- _Task statement_:
Look over the lines below. Report each one that includes the string "JSON".

- _Information_:
-*-

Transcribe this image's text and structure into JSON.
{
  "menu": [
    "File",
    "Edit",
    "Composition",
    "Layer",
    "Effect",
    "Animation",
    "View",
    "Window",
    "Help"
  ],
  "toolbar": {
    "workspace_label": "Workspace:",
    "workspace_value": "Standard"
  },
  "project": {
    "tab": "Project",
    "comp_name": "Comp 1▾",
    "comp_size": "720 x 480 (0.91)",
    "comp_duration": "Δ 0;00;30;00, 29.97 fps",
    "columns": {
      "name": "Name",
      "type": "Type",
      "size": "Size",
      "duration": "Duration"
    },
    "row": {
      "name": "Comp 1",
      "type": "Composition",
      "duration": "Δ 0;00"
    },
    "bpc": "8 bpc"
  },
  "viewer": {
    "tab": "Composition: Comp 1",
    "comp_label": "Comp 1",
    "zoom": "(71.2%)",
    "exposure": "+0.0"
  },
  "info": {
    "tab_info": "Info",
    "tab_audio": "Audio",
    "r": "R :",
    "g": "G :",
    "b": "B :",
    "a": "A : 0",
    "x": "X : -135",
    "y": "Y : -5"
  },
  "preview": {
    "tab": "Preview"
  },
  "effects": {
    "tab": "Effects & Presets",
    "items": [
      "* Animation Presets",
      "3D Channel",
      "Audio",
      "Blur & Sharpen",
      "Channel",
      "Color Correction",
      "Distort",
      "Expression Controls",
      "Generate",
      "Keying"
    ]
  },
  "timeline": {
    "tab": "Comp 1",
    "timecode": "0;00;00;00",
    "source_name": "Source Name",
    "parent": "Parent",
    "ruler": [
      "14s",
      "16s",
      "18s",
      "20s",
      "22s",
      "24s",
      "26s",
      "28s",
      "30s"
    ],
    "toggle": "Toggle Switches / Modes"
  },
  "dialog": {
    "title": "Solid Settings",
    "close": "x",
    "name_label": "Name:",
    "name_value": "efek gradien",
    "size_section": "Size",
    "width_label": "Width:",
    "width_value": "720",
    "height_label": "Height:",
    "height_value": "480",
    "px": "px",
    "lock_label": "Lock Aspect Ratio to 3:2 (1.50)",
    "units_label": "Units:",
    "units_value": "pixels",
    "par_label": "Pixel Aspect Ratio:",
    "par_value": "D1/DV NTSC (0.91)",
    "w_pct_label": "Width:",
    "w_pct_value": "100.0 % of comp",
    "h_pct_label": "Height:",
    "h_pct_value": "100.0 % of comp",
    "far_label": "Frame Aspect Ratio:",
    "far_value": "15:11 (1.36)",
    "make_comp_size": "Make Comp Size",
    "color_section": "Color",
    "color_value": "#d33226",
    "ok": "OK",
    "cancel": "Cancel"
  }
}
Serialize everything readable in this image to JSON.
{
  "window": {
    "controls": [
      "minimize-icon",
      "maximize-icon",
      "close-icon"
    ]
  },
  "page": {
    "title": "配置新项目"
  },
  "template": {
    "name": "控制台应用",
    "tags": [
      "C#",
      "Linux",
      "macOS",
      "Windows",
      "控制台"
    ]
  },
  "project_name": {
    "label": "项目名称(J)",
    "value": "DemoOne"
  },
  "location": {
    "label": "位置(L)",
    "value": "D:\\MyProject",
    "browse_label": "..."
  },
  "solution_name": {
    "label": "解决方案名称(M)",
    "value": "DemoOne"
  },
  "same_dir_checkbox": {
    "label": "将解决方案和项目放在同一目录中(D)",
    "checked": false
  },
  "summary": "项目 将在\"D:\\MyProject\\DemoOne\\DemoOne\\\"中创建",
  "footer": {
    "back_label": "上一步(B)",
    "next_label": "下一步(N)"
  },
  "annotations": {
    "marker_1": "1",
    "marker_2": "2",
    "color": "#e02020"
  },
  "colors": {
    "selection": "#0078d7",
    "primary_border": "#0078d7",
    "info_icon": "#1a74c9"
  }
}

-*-

- _Solution_:
Transcribe this image's text and structure into JSON.
Serialize everything readable in this image to JSON.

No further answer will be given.